In the early weeks of the pandemic, Monet Goldman tried different strategies to cope with stress. “I was exercising, I was meditating, I was doing yoga,” says Goldman, a licensed marriage and family therapist in Santa Clara, California. But he didn’t start to feel better until he turned to a familiar pastime: video games. In the bright, immersive world of online gaming, Goldman found solace—and he started to have fun again. As he and his colleagues struggled to connect with clients virtually, he wondered if gaming could help his patients too.

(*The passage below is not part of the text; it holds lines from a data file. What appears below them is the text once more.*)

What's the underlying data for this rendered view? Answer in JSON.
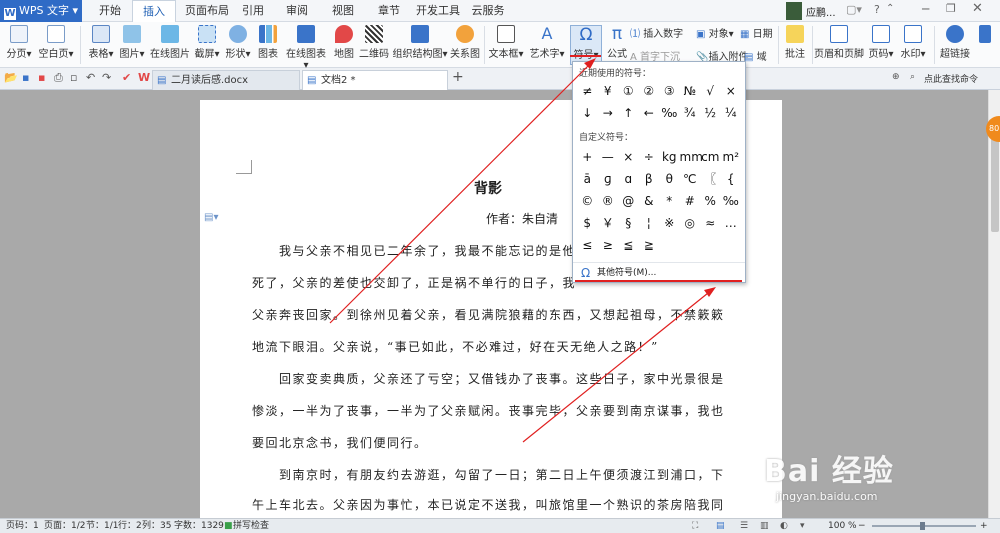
{
  "app": {
    "name": "WPS 文字"
  },
  "menu_tabs": [
    "开始",
    "插入",
    "页面布局",
    "引用",
    "审阅",
    "视图",
    "章节",
    "开发工具",
    "云服务"
  ],
  "active_tab": "插入",
  "user": {
    "name": "应鹏..."
  },
  "ribbon": {
    "page_break": "分页",
    "blank_page": "空白页",
    "table": "表格",
    "picture": "图片",
    "online_picture": "在线图片",
    "screenshot": "截屏",
    "shape": "形状",
    "chart": "图表",
    "online_chart": "在线图表",
    "map": "地图",
    "qrcode": "二维码",
    "org_chart": "组织结构图",
    "relation_chart": "关系图",
    "textbox": "文本框",
    "art_text": "艺术字",
    "symbol": "符号",
    "formula": "公式",
    "insert_number": "插入数字",
    "object": "对象",
    "date": "日期",
    "dropcap": "首字下沉",
    "insert_attachment": "插入附件",
    "field": "域",
    "comment": "批注",
    "header_footer": "页眉和页脚",
    "page_number": "页码",
    "watermark": "水印",
    "hyperlink": "超链接"
  },
  "doc_tabs": [
    {
      "label": "二月读后感.docx",
      "active": false
    },
    {
      "label": "文档2 *",
      "active": true
    }
  ],
  "quick_command": "点此查找命令",
  "symbol_panel": {
    "recent_label": "近期使用的符号：",
    "recent": [
      "≠",
      "¥",
      "①",
      "②",
      "③",
      "№",
      "√",
      "×",
      "↓",
      "→",
      "↑",
      "←",
      "‰",
      "¾",
      "½",
      "¼"
    ],
    "custom_label": "自定义符号：",
    "custom": [
      "+",
      "—",
      "×",
      "÷",
      "kg",
      "mm",
      "cm",
      "m²",
      "ā",
      "ɡ",
      "ɑ",
      "β",
      "θ",
      "℃",
      "〖",
      "{",
      "©",
      "®",
      "@",
      "&",
      "*",
      "#",
      "%",
      "‰",
      "$",
      "￥",
      "§",
      "¦",
      "※",
      "◎",
      "≈",
      "…",
      "≤",
      "≥",
      "≦",
      "≧"
    ],
    "more_label": "其他符号(M)..."
  },
  "document": {
    "title": "背影",
    "author": "作者：朱自清",
    "lines": [
      "　　我与父亲不相见已二年余了，我最不能忘记的是他",
      "死了，父亲的差使也交卸了，正是祸不单行的日子，我",
      "父亲奔丧回家。到徐州见着父亲，看见满院狼藉的东西，又想起祖母，不禁簌簌",
      "地流下眼泪。父亲说，“事已如此，不必难过，好在天无绝人之路！”",
      "　　回家变卖典质，父亲还了亏空；又借钱办了丧事。这些日子，家中光景很是",
      "惨淡，一半为了丧事，一半为了父亲赋闲。丧事完毕，父亲要到南京谋事，我也",
      "要回北京念书，我们便同行。",
      "　　到南京时，有朋友约去游逛，勾留了一日；第二日上午便须渡江到浦口，下",
      "午上车北去。父亲因为事忙，本已说定不送我，叫旅馆里一个熟识的茶房陪我同"
    ]
  },
  "status_bar": {
    "page": "页码：1",
    "pages": "页面：1/2",
    "section": "节：1/1",
    "row": "行：2",
    "col": "列：35",
    "words": "字数：1329",
    "spell": "拼写检查",
    "zoom": "100 %"
  },
  "side_badge": "80",
  "watermark": {
    "main": "Bai 经验",
    "sub": "jingyan.baidu.com"
  },
  "colors": {
    "accent": "#2f6bc6",
    "annotation": "#e02020",
    "badge": "#f08a1c"
  }
}
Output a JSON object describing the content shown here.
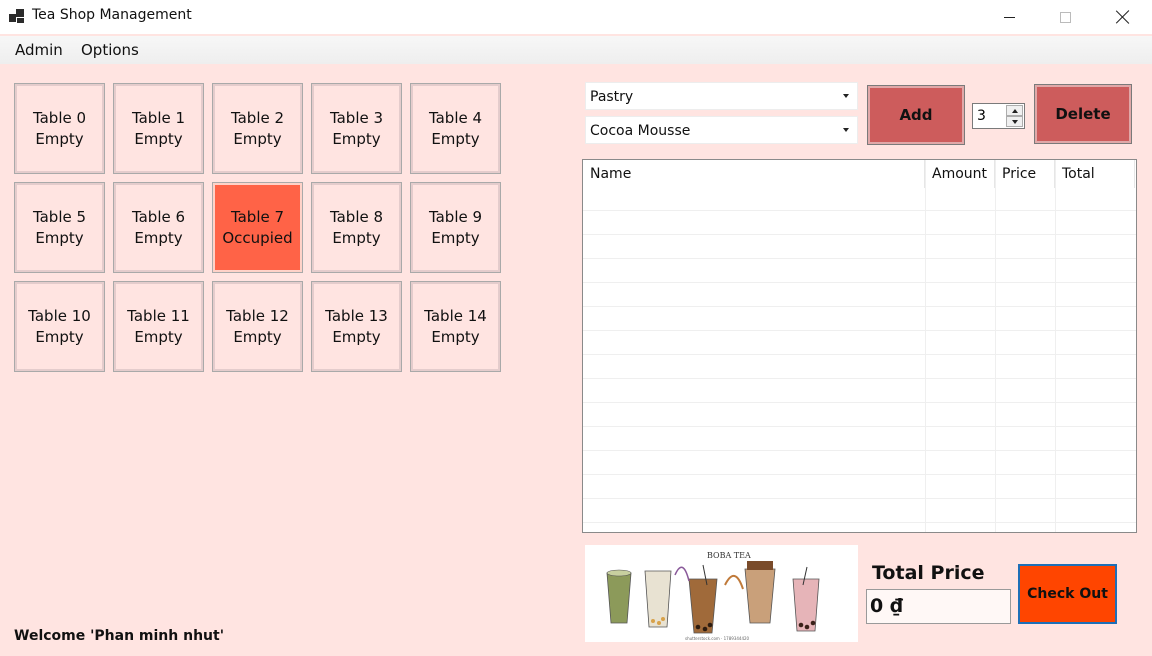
{
  "window": {
    "title": "Tea Shop Management"
  },
  "menu": {
    "admin": "Admin",
    "options": "Options"
  },
  "tables": [
    {
      "name": "Table 0",
      "status": "Empty"
    },
    {
      "name": "Table 1",
      "status": "Empty"
    },
    {
      "name": "Table 2",
      "status": "Empty"
    },
    {
      "name": "Table 3",
      "status": "Empty"
    },
    {
      "name": "Table 4",
      "status": "Empty"
    },
    {
      "name": "Table 5",
      "status": "Empty"
    },
    {
      "name": "Table 6",
      "status": "Empty"
    },
    {
      "name": "Table 7",
      "status": "Occupied"
    },
    {
      "name": "Table 8",
      "status": "Empty"
    },
    {
      "name": "Table 9",
      "status": "Empty"
    },
    {
      "name": "Table 10",
      "status": "Empty"
    },
    {
      "name": "Table 11",
      "status": "Empty"
    },
    {
      "name": "Table 12",
      "status": "Empty"
    },
    {
      "name": "Table 13",
      "status": "Empty"
    },
    {
      "name": "Table 14",
      "status": "Empty"
    }
  ],
  "order": {
    "category": "Pastry",
    "product": "Cocoa Mousse",
    "quantity": "3",
    "add_label": "Add",
    "delete_label": "Delete"
  },
  "bill": {
    "columns": [
      "Name",
      "Amount",
      "Price",
      "Total"
    ],
    "rows": []
  },
  "banner": {
    "heading": "BOBA TEA",
    "caption": "shutterstock.com · 1789344420"
  },
  "total": {
    "label": "Total Price",
    "value": "0 ₫"
  },
  "checkout_label": "Check Out",
  "welcome": "Welcome 'Phan minh nhut'",
  "colors": {
    "background": "#ffe4e1",
    "occupied": "#ff6347",
    "action_button": "#cd5c5c",
    "checkout": "#ff4500"
  }
}
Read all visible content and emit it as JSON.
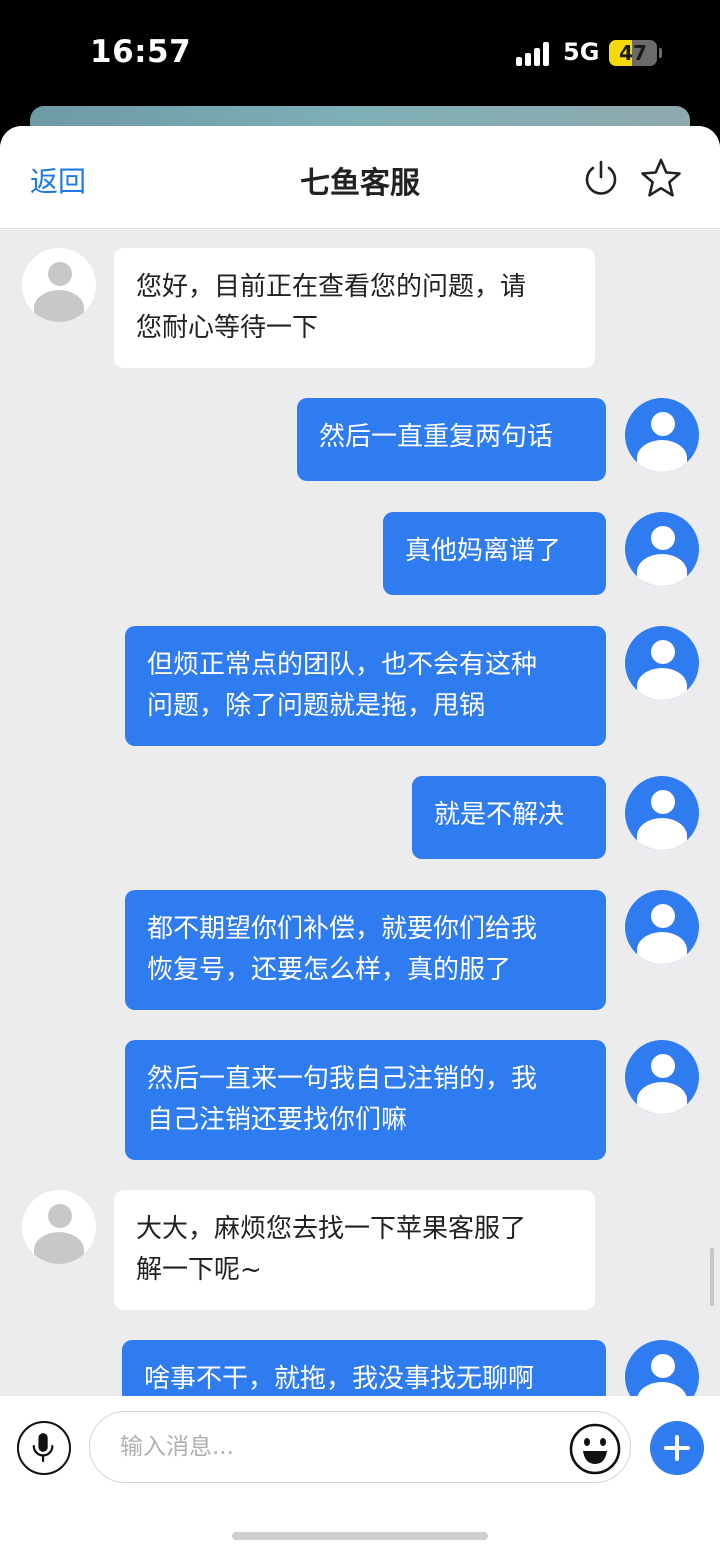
{
  "status_bar": {
    "time": "16:57",
    "network": "5G",
    "battery": "47"
  },
  "header": {
    "back_label": "返回",
    "title": "七鱼客服",
    "power_icon": "power-icon",
    "favorite_icon": "star-icon"
  },
  "messages": [
    {
      "sender": "agent",
      "lines": [
        "您好，目前正在查看您的问题，请",
        "您耐心等待一下"
      ]
    },
    {
      "sender": "user",
      "lines": [
        "然后一直重复两句话"
      ]
    },
    {
      "sender": "user",
      "lines": [
        "真他妈离谱了"
      ]
    },
    {
      "sender": "user",
      "lines": [
        "但烦正常点的团队，也不会有这种",
        "问题，除了问题就是拖，甩锅"
      ]
    },
    {
      "sender": "user",
      "lines": [
        "就是不解决"
      ]
    },
    {
      "sender": "user",
      "lines": [
        "都不期望你们补偿，就要你们给我",
        "恢复号，还要怎么样，真的服了"
      ]
    },
    {
      "sender": "user",
      "lines": [
        "然后一直来一句我自己注销的，我",
        "自己注销还要找你们嘛"
      ]
    },
    {
      "sender": "agent",
      "lines": [
        "大大，麻烦您去找一下苹果客服了",
        "解一下呢~"
      ]
    },
    {
      "sender": "user",
      "lines": [
        "啥事不干，就拖，我没事找无聊啊"
      ]
    }
  ],
  "input_bar": {
    "placeholder": "输入消息...",
    "value": "",
    "mic_icon": "microphone-icon",
    "emoji_icon": "emoji-icon",
    "add_icon": "plus-icon"
  },
  "colors": {
    "accent": "#2f7bf0",
    "link": "#1f7ae8",
    "chat_bg": "#ececef"
  }
}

Goldman began training other clinicians to use online gaming in their work, starting with Roblox, a platform with millions of games that’s especially popular with kids ages 5 to 12 in the United States. In a Zoom session with two elementary school boys, Goldman kicked things off by asking the kids to name their favorite Roblox game. At first, “it’s just like radio silence. Everybody has their cameras off,” says Goldman. Eventually, one boy mentioned Brookhaven, a roleplaying game set in a bustling city. Soon the kids were enthusiastically leading each other around the game space, their shyness forgotten.